How true.


2 09 2010

And we’re off! A 12-hour flight lies ahead of me today. Zurich-San Francisco non-stop, Seat 30A on flight LX38 to be exact. The last couple of days have been rather taxing, and the last two sleeps far too short. In fact, I will be spending more time in seat 30A today (sitting upright) than I spent in bed (lying horizontal) in the last 48 hours. Just thinking about that exhausts me. I’m getting way too old to travel across nine time zones in cattle class.

Though excruciatingly, painfully long, the actual flight – the getting there – stresses me the least. And when it comes to organizing whatever trip we are about to undertake, we also usually have all our ducks in a row. This one’s really easy: we know our way around and we speak the language.

Up, up and away!

It’s always a crunch down to the wire when I’m about to go someplace…and it seems no matter how well I prepare, there’s no way to make the last few days before departure less stressful. (And we’re not even talking about work here…) As you probably know yourself, even the best-laid plans just go to hell at the last minute. After all the traveling I’ve done since I was six years old, you would think I’d be the savviest jet-setter you have ever met.

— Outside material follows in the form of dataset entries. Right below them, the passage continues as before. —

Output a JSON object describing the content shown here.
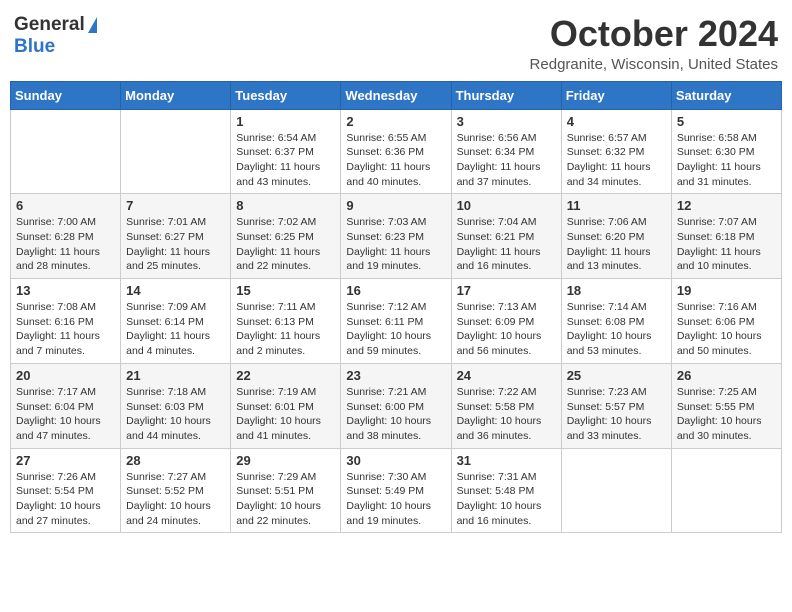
{
  "header": {
    "logo_general": "General",
    "logo_blue": "Blue",
    "month_title": "October 2024",
    "location": "Redgranite, Wisconsin, United States"
  },
  "weekdays": [
    "Sunday",
    "Monday",
    "Tuesday",
    "Wednesday",
    "Thursday",
    "Friday",
    "Saturday"
  ],
  "weeks": [
    [
      {
        "day": "",
        "info": ""
      },
      {
        "day": "",
        "info": ""
      },
      {
        "day": "1",
        "info": "Sunrise: 6:54 AM\nSunset: 6:37 PM\nDaylight: 11 hours and 43 minutes."
      },
      {
        "day": "2",
        "info": "Sunrise: 6:55 AM\nSunset: 6:36 PM\nDaylight: 11 hours and 40 minutes."
      },
      {
        "day": "3",
        "info": "Sunrise: 6:56 AM\nSunset: 6:34 PM\nDaylight: 11 hours and 37 minutes."
      },
      {
        "day": "4",
        "info": "Sunrise: 6:57 AM\nSunset: 6:32 PM\nDaylight: 11 hours and 34 minutes."
      },
      {
        "day": "5",
        "info": "Sunrise: 6:58 AM\nSunset: 6:30 PM\nDaylight: 11 hours and 31 minutes."
      }
    ],
    [
      {
        "day": "6",
        "info": "Sunrise: 7:00 AM\nSunset: 6:28 PM\nDaylight: 11 hours and 28 minutes."
      },
      {
        "day": "7",
        "info": "Sunrise: 7:01 AM\nSunset: 6:27 PM\nDaylight: 11 hours and 25 minutes."
      },
      {
        "day": "8",
        "info": "Sunrise: 7:02 AM\nSunset: 6:25 PM\nDaylight: 11 hours and 22 minutes."
      },
      {
        "day": "9",
        "info": "Sunrise: 7:03 AM\nSunset: 6:23 PM\nDaylight: 11 hours and 19 minutes."
      },
      {
        "day": "10",
        "info": "Sunrise: 7:04 AM\nSunset: 6:21 PM\nDaylight: 11 hours and 16 minutes."
      },
      {
        "day": "11",
        "info": "Sunrise: 7:06 AM\nSunset: 6:20 PM\nDaylight: 11 hours and 13 minutes."
      },
      {
        "day": "12",
        "info": "Sunrise: 7:07 AM\nSunset: 6:18 PM\nDaylight: 11 hours and 10 minutes."
      }
    ],
    [
      {
        "day": "13",
        "info": "Sunrise: 7:08 AM\nSunset: 6:16 PM\nDaylight: 11 hours and 7 minutes."
      },
      {
        "day": "14",
        "info": "Sunrise: 7:09 AM\nSunset: 6:14 PM\nDaylight: 11 hours and 4 minutes."
      },
      {
        "day": "15",
        "info": "Sunrise: 7:11 AM\nSunset: 6:13 PM\nDaylight: 11 hours and 2 minutes."
      },
      {
        "day": "16",
        "info": "Sunrise: 7:12 AM\nSunset: 6:11 PM\nDaylight: 10 hours and 59 minutes."
      },
      {
        "day": "17",
        "info": "Sunrise: 7:13 AM\nSunset: 6:09 PM\nDaylight: 10 hours and 56 minutes."
      },
      {
        "day": "18",
        "info": "Sunrise: 7:14 AM\nSunset: 6:08 PM\nDaylight: 10 hours and 53 minutes."
      },
      {
        "day": "19",
        "info": "Sunrise: 7:16 AM\nSunset: 6:06 PM\nDaylight: 10 hours and 50 minutes."
      }
    ],
    [
      {
        "day": "20",
        "info": "Sunrise: 7:17 AM\nSunset: 6:04 PM\nDaylight: 10 hours and 47 minutes."
      },
      {
        "day": "21",
        "info": "Sunrise: 7:18 AM\nSunset: 6:03 PM\nDaylight: 10 hours and 44 minutes."
      },
      {
        "day": "22",
        "info": "Sunrise: 7:19 AM\nSunset: 6:01 PM\nDaylight: 10 hours and 41 minutes."
      },
      {
        "day": "23",
        "info": "Sunrise: 7:21 AM\nSunset: 6:00 PM\nDaylight: 10 hours and 38 minutes."
      },
      {
        "day": "24",
        "info": "Sunrise: 7:22 AM\nSunset: 5:58 PM\nDaylight: 10 hours and 36 minutes."
      },
      {
        "day": "25",
        "info": "Sunrise: 7:23 AM\nSunset: 5:57 PM\nDaylight: 10 hours and 33 minutes."
      },
      {
        "day": "26",
        "info": "Sunrise: 7:25 AM\nSunset: 5:55 PM\nDaylight: 10 hours and 30 minutes."
      }
    ],
    [
      {
        "day": "27",
        "info": "Sunrise: 7:26 AM\nSunset: 5:54 PM\nDaylight: 10 hours and 27 minutes."
      },
      {
        "day": "28",
        "info": "Sunrise: 7:27 AM\nSunset: 5:52 PM\nDaylight: 10 hours and 24 minutes."
      },
      {
        "day": "29",
        "info": "Sunrise: 7:29 AM\nSunset: 5:51 PM\nDaylight: 10 hours and 22 minutes."
      },
      {
        "day": "30",
        "info": "Sunrise: 7:30 AM\nSunset: 5:49 PM\nDaylight: 10 hours and 19 minutes."
      },
      {
        "day": "31",
        "info": "Sunrise: 7:31 AM\nSunset: 5:48 PM\nDaylight: 10 hours and 16 minutes."
      },
      {
        "day": "",
        "info": ""
      },
      {
        "day": "",
        "info": ""
      }
    ]
  ]
}
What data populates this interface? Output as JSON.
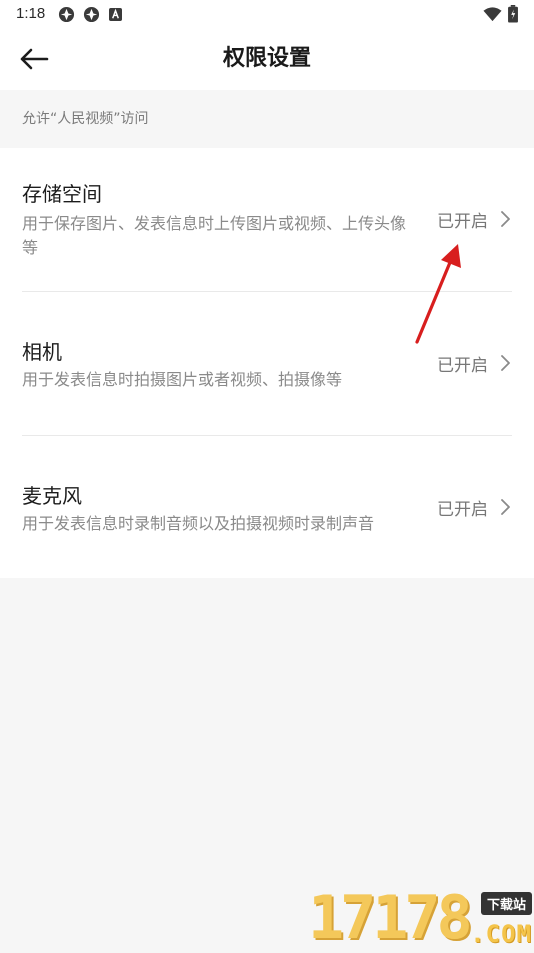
{
  "status_bar": {
    "time": "1:18",
    "icons": [
      "app-notification-icon",
      "app-notification-icon",
      "a-notification-icon",
      "wifi-icon",
      "battery-icon"
    ]
  },
  "header": {
    "back_icon": "arrow-left-icon",
    "title": "权限设置"
  },
  "section": {
    "caption": "允许“人民视频”访问"
  },
  "permissions": [
    {
      "title": "存储空间",
      "description": "用于保存图片、发表信息时上传图片或视频、上传头像等",
      "status": "已开启"
    },
    {
      "title": "相机",
      "description": "用于发表信息时拍摄图片或者视频、拍摄像等",
      "status": "已开启"
    },
    {
      "title": "麦克风",
      "description": "用于发表信息时录制音频以及拍摄视频时录制声音",
      "status": "已开启"
    }
  ],
  "watermark": {
    "digits": "17178",
    "tag": "下载站",
    "domain": ".COM"
  },
  "colors": {
    "background": "#f6f6f6",
    "card": "#ffffff",
    "annotation": "#d81e1e",
    "watermark": "#f4c44a"
  }
}
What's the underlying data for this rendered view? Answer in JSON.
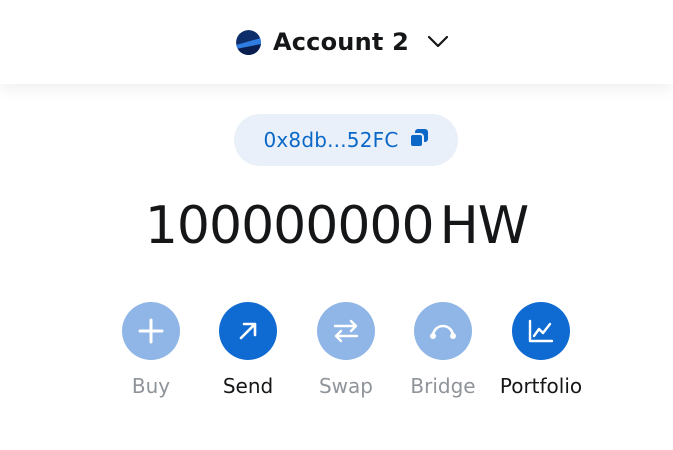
{
  "header": {
    "account_name": "Account 2",
    "avatar_icon": "account-avatar-icon",
    "dropdown_icon": "chevron-down-icon"
  },
  "address": {
    "text": "0x8db...52FC",
    "copy_icon": "copy-icon"
  },
  "balance": {
    "amount": "100000000",
    "unit": "HW"
  },
  "actions": [
    {
      "label": "Buy",
      "icon": "plus-icon",
      "enabled": false
    },
    {
      "label": "Send",
      "icon": "arrow-up-right-icon",
      "enabled": true
    },
    {
      "label": "Swap",
      "icon": "swap-arrows-icon",
      "enabled": false
    },
    {
      "label": "Bridge",
      "icon": "bridge-icon",
      "enabled": false
    },
    {
      "label": "Portfolio",
      "icon": "chart-line-icon",
      "enabled": true
    }
  ],
  "colors": {
    "primary": "#0f6bd2",
    "primary_disabled": "#8fb6e6",
    "address_bg": "#e9f0fa",
    "address_text": "#0b68c7",
    "text": "#141618",
    "text_muted": "#8f949a"
  }
}
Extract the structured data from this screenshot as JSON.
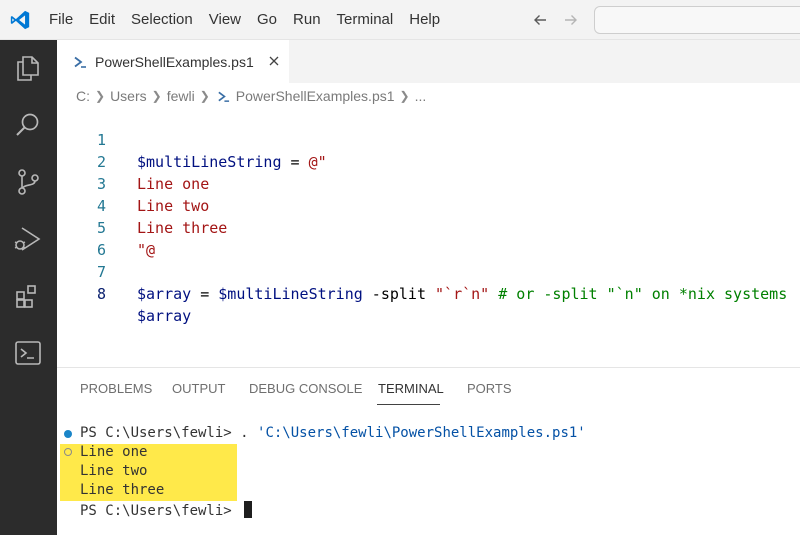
{
  "menu": [
    "File",
    "Edit",
    "Selection",
    "View",
    "Go",
    "Run",
    "Terminal",
    "Help"
  ],
  "tab": {
    "label": "PowerShellExamples.ps1",
    "close_glyph": "×"
  },
  "breadcrumb": {
    "drive": "C:",
    "users": "Users",
    "user": "fewli",
    "file": "PowerShellExamples.ps1",
    "more": "..."
  },
  "editor": {
    "lines": [
      {
        "number": "1",
        "parts": [
          "$multiLineString",
          " = ",
          "@\""
        ]
      },
      {
        "number": "2",
        "text": "Line one"
      },
      {
        "number": "3",
        "text": "Line two"
      },
      {
        "number": "4",
        "text": "Line three"
      },
      {
        "number": "5",
        "text": "\"@"
      },
      {
        "number": "6",
        "text": ""
      },
      {
        "number": "7",
        "parts": [
          "$array",
          " = ",
          "$multiLineString",
          " -split ",
          "\"`r`n\"",
          " # or -split \"`n\" on *nix systems"
        ]
      },
      {
        "number": "8",
        "text": "$array"
      }
    ]
  },
  "panel": {
    "tabs": [
      "PROBLEMS",
      "OUTPUT",
      "DEBUG CONSOLE",
      "TERMINAL",
      "PORTS"
    ],
    "active_tab": "TERMINAL"
  },
  "terminal": {
    "command_prompt": "PS C:\\Users\\fewli> . ",
    "command_path": "'C:\\Users\\fewli\\PowerShellExamples.ps1'",
    "output": [
      "Line one",
      "Line two",
      "Line three"
    ],
    "final_prompt": "PS C:\\Users\\fewli> "
  },
  "colors": {
    "activity_bar": "#2c2c2c",
    "highlight": "#ffe94a",
    "string": "#a31515",
    "variable": "#001080",
    "comment": "#008000",
    "line_number": "#237893"
  }
}
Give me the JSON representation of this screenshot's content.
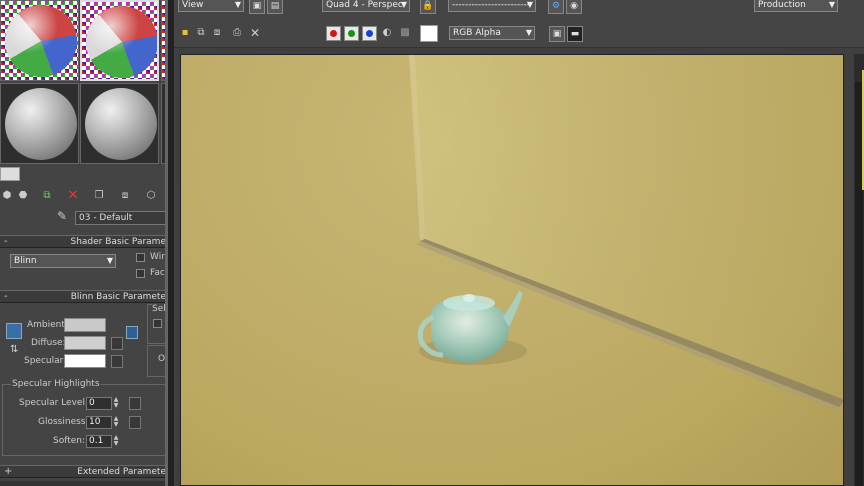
{
  "material_editor": {
    "material_name": "03 - Default",
    "shader_rollout": {
      "sign": "-",
      "title": "Shader Basic Parame",
      "shader": "Blinn",
      "wire_label": "Wire",
      "face_label": "Face"
    },
    "blinn_rollout": {
      "sign": "-",
      "title": "Blinn Basic Paramete",
      "self_label": "Self",
      "op_label": "Op",
      "ambient_label": "Ambient:",
      "diffuse_label": "Diffuse:",
      "specular_label": "Specular:",
      "ambient_color": "#c9c9c9",
      "diffuse_color": "#cfcfcf",
      "specular_color": "#ffffff"
    },
    "specular_highlights": {
      "title": "Specular Highlights",
      "level_label": "Specular Level:",
      "level_value": "0",
      "gloss_label": "Glossiness:",
      "gloss_value": "10",
      "soften_label": "Soften:",
      "soften_value": "0.1"
    },
    "extended_rollout": {
      "sign": "+",
      "title": "Extended Paramete"
    }
  },
  "render_window": {
    "area_dropdown": "View",
    "viewport_dropdown": "Quad 4 - Perspec",
    "preset_dropdown": "------------------------",
    "render_mode_dropdown": "Production",
    "channel_dropdown": "RGB Alpha",
    "channel_colors": {
      "red": "#d01818",
      "green": "#1a8f1a",
      "blue": "#1c3fd0"
    },
    "background_color": "#b8a862"
  }
}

Much of my travel stress comes from me getting way too far ahead of myself; I obsess about what it will be like to return home after vacation. And you say – “But….that’s the last thing you should be thinking about!” Well, no, it’s actually the thing that worries me most. When I walk in my front door after 3 days away or 3 months, aside from the depression of returning to real life and realizing that not a darn thing has changed since I left, I’m also bringing home a suitcase full of dirty clothes, the one or the other negative experience (along with all the good stuff, of course) and maybe even some tropical disease, for good measure. I need the place to be tidy and spotless so that I can make a new mess and drop into bed like a stone to sleep off the jetlag. Dealing with re-entry and the mountain of laundry is more manageable when I am rested and there isn’t a bathroom waiting to be scrubbed.

When we return to Switzerland in two weeks, Fall will have arrived, with foggy, frosty mornings, a bitter-cold wind and shorter days. I call it “suicide weather.” A very bad time to be getting the post-vacation blues. Therefore I need my home to welcome me home.

Then there’s the whole “What-did-I-forget-to-pack?” drama that stresses me out at least as much as the “I-must-come-home-to-a-clean-place” complex. Several checklists and excel spreadsheets usually help me not forget anything really essential, like my brain. Toothbrush, hairbrush, deodorant, check. Driver’s license, credit cards, passport, check. Laptop, Kindle (new toy!), Blackberry, check.

(Wait a second – get back here, you evil piece of office equipment….you’re not going anywhere today.)

But sometimes even checklists can’t help my faltering memory and there comes that moment of truth (and anguish) when I remember that one particular item I set aside in a prominent place at home especially so that I wouldn’t forget it as I’m running out the door. And where it still sits a couple of hours later as my plane reaches cruising altitude.

So when I collapse into my seat on LX38 this afternoon and settle in for that long haul, I expect to be served a gourmet lunch accompanied by a very good bottle of red. I’ve certainly earned it after all that self-imposed pre-trip stress.

Oh yeah, I forgot. I’m flying economy.